(Dataset rows for apps and sites)

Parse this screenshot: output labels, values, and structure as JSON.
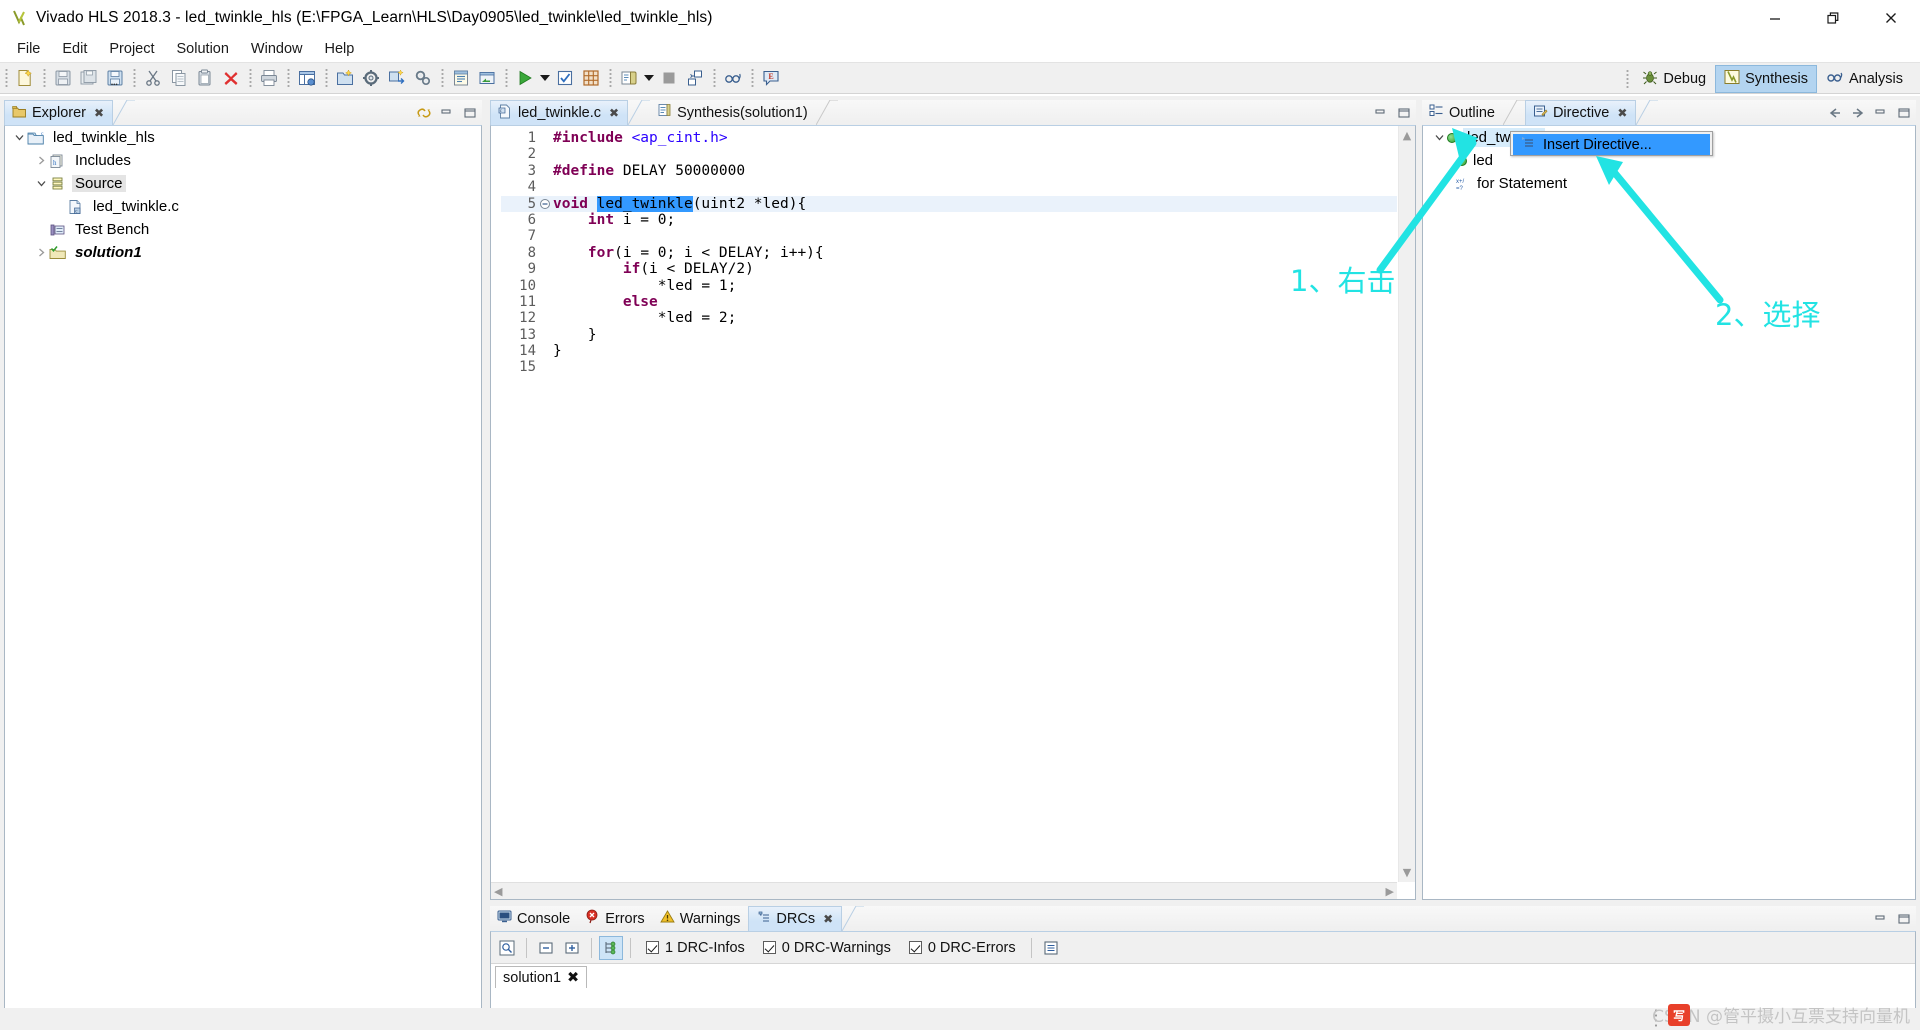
{
  "window": {
    "title": "Vivado HLS 2018.3 - led_twinkle_hls (E:\\FPGA_Learn\\HLS\\Day0905\\led_twinkle\\led_twinkle_hls)",
    "minimize": "—",
    "restore": "❐",
    "close": "✕"
  },
  "menu": {
    "items": [
      {
        "label": "File"
      },
      {
        "label": "Edit"
      },
      {
        "label": "Project"
      },
      {
        "label": "Solution"
      },
      {
        "label": "Window"
      },
      {
        "label": "Help"
      }
    ]
  },
  "toolbar": {
    "icons": [
      "new-file-icon",
      "save-icon",
      "save-all-icon",
      "save-as-icon",
      "cut-icon",
      "copy-icon",
      "paste-icon",
      "delete-icon",
      "print-icon",
      "new-project-icon",
      "new-solution-icon",
      "project-settings-icon",
      "import-icon",
      "solution-settings-icon",
      "report-icon",
      "open-window-icon",
      "run-c-simulation-icon",
      "run-synthesis-icon",
      "run-cosim-icon",
      "export-rtl-icon",
      "open-report-icon",
      "stop-icon",
      "compare-reports-icon",
      "search-icon",
      "annotate-icon"
    ],
    "perspectives": [
      {
        "label": "Debug",
        "icon": "debug-icon",
        "active": false
      },
      {
        "label": "Synthesis",
        "icon": "synthesis-icon",
        "active": true
      },
      {
        "label": "Analysis",
        "icon": "analysis-icon",
        "active": false
      }
    ]
  },
  "explorer": {
    "tab_label": "Explorer",
    "tab_icon": "explorer-icon",
    "tools": [
      "link-with-editor-icon",
      "minimize-icon",
      "maximize-icon"
    ],
    "tree": [
      {
        "label": "led_twinkle_hls",
        "icon": "c-project-icon",
        "arrow": "down",
        "indent": 0,
        "selected": false,
        "style": "normal"
      },
      {
        "label": "Includes",
        "icon": "includes-icon",
        "arrow": "right",
        "indent": 1,
        "selected": false,
        "style": "normal"
      },
      {
        "label": "Source",
        "icon": "source-folder-icon",
        "arrow": "down",
        "indent": 1,
        "selected": true,
        "style": "normal"
      },
      {
        "label": "led_twinkle.c",
        "icon": "c-file-icon",
        "arrow": "none",
        "indent": 2,
        "selected": false,
        "style": "normal"
      },
      {
        "label": "Test Bench",
        "icon": "test-bench-icon",
        "arrow": "none",
        "indent": 1,
        "selected": false,
        "style": "normal"
      },
      {
        "label": "solution1",
        "icon": "solution-folder-icon",
        "arrow": "right",
        "indent": 1,
        "selected": false,
        "style": "bolditalic"
      }
    ]
  },
  "editor": {
    "tabs": [
      {
        "label": "led_twinkle.c",
        "icon": "c-file-icon",
        "active": true,
        "closable": true
      },
      {
        "label": "Synthesis(solution1)",
        "icon": "synthesis-report-icon",
        "active": false,
        "closable": false
      }
    ],
    "tools": [
      "minimize-icon",
      "maximize-icon"
    ],
    "lines": [
      {
        "n": "1",
        "tokens": [
          {
            "t": "#include ",
            "c": "pp"
          },
          {
            "t": "<ap_cint.h>",
            "c": "hdr"
          }
        ],
        "fold": "none",
        "highlight": false
      },
      {
        "n": "2",
        "tokens": [],
        "fold": "none",
        "highlight": false
      },
      {
        "n": "3",
        "tokens": [
          {
            "t": "#define ",
            "c": "pp"
          },
          {
            "t": "DELAY 50000000",
            "c": "plain"
          }
        ],
        "fold": "none",
        "highlight": false
      },
      {
        "n": "4",
        "tokens": [],
        "fold": "none",
        "highlight": false
      },
      {
        "n": "5",
        "tokens": [
          {
            "t": "void ",
            "c": "kw"
          },
          {
            "t": "led_twinkle",
            "c": "sel-tok"
          },
          {
            "t": "(uint2 *led){",
            "c": "plain"
          }
        ],
        "fold": "collapse",
        "highlight": true
      },
      {
        "n": "6",
        "tokens": [
          {
            "t": "    ",
            "c": "plain"
          },
          {
            "t": "int ",
            "c": "kw"
          },
          {
            "t": "i = 0;",
            "c": "plain"
          }
        ],
        "fold": "none",
        "highlight": false
      },
      {
        "n": "7",
        "tokens": [],
        "fold": "none",
        "highlight": false
      },
      {
        "n": "8",
        "tokens": [
          {
            "t": "    ",
            "c": "plain"
          },
          {
            "t": "for",
            "c": "kw"
          },
          {
            "t": "(i = 0; i < DELAY; i++){",
            "c": "plain"
          }
        ],
        "fold": "none",
        "highlight": false
      },
      {
        "n": "9",
        "tokens": [
          {
            "t": "        ",
            "c": "plain"
          },
          {
            "t": "if",
            "c": "kw"
          },
          {
            "t": "(i < DELAY/2)",
            "c": "plain"
          }
        ],
        "fold": "none",
        "highlight": false
      },
      {
        "n": "10",
        "tokens": [
          {
            "t": "            *led = 1;",
            "c": "plain"
          }
        ],
        "fold": "none",
        "highlight": false
      },
      {
        "n": "11",
        "tokens": [
          {
            "t": "        ",
            "c": "plain"
          },
          {
            "t": "else",
            "c": "kw"
          }
        ],
        "fold": "none",
        "highlight": false
      },
      {
        "n": "12",
        "tokens": [
          {
            "t": "            *led = 2;",
            "c": "plain"
          }
        ],
        "fold": "none",
        "highlight": false
      },
      {
        "n": "13",
        "tokens": [
          {
            "t": "    }",
            "c": "plain"
          }
        ],
        "fold": "none",
        "highlight": false
      },
      {
        "n": "14",
        "tokens": [
          {
            "t": "}",
            "c": "plain"
          }
        ],
        "fold": "none",
        "highlight": false
      },
      {
        "n": "15",
        "tokens": [],
        "fold": "none",
        "highlight": false
      }
    ]
  },
  "directive": {
    "tabs": [
      {
        "label": "Outline",
        "icon": "outline-icon",
        "active": false,
        "closable": false
      },
      {
        "label": "Directive",
        "icon": "directive-icon",
        "active": true,
        "closable": true
      }
    ],
    "tools": [
      "back-arrow-icon",
      "forward-arrow-icon",
      "minimize-icon",
      "maximize-icon"
    ],
    "tree": [
      {
        "label": "led_twinkle",
        "icon": "green-dot-icon",
        "arrow": "down",
        "indent": 0,
        "selected": true
      },
      {
        "label": "led",
        "icon": "green-dot-icon",
        "arrow": "none",
        "indent": 1,
        "selected": false
      },
      {
        "label": "for Statement",
        "icon": "loop-icon",
        "arrow": "none",
        "indent": 1,
        "selected": false
      }
    ],
    "context_menu": {
      "items": [
        {
          "label": "Insert Directive...",
          "icon": "insert-directive-icon",
          "highlighted": true
        }
      ]
    }
  },
  "console": {
    "tabs": [
      {
        "label": "Console",
        "icon": "console-icon",
        "active": false,
        "closable": false
      },
      {
        "label": "Errors",
        "icon": "errors-icon",
        "active": false,
        "closable": false
      },
      {
        "label": "Warnings",
        "icon": "warnings-icon",
        "active": false,
        "closable": false
      },
      {
        "label": "DRCs",
        "icon": "drcs-icon",
        "active": true,
        "closable": true
      }
    ],
    "tools": [
      "minimize-icon",
      "maximize-icon"
    ],
    "drc_toolbar": {
      "buttons": [
        "search-drc-icon",
        "collapse-all-icon",
        "expand-all-icon",
        "group-by-icon",
        "details-icon"
      ],
      "checks": [
        {
          "label": "1 DRC-Infos",
          "checked": true
        },
        {
          "label": "0 DRC-Warnings",
          "checked": true
        },
        {
          "label": "0 DRC-Errors",
          "checked": true
        }
      ]
    },
    "subtabs": [
      {
        "label": "solution1",
        "closable": true
      }
    ]
  },
  "annotations": [
    {
      "id": "anno1",
      "text": "1、右击",
      "color": "#22e3e3"
    },
    {
      "id": "anno2",
      "text": "2、选择",
      "color": "#22e3e3"
    }
  ],
  "watermark": {
    "text": "CSDN @管平摄小互票支持向量机",
    "badge": "写"
  },
  "colors": {
    "accent": "#3399ff",
    "annotation": "#22e3e3",
    "tab_active": "#cfe3f7",
    "selection": "#e4e4e4",
    "keyword": "#7f0055",
    "header_string": "#2a00ff",
    "panel_border": "#a9b7c4"
  }
}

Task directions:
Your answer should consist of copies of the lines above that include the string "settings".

Solution below:
      "project-settings-icon",
      "solution-settings-icon",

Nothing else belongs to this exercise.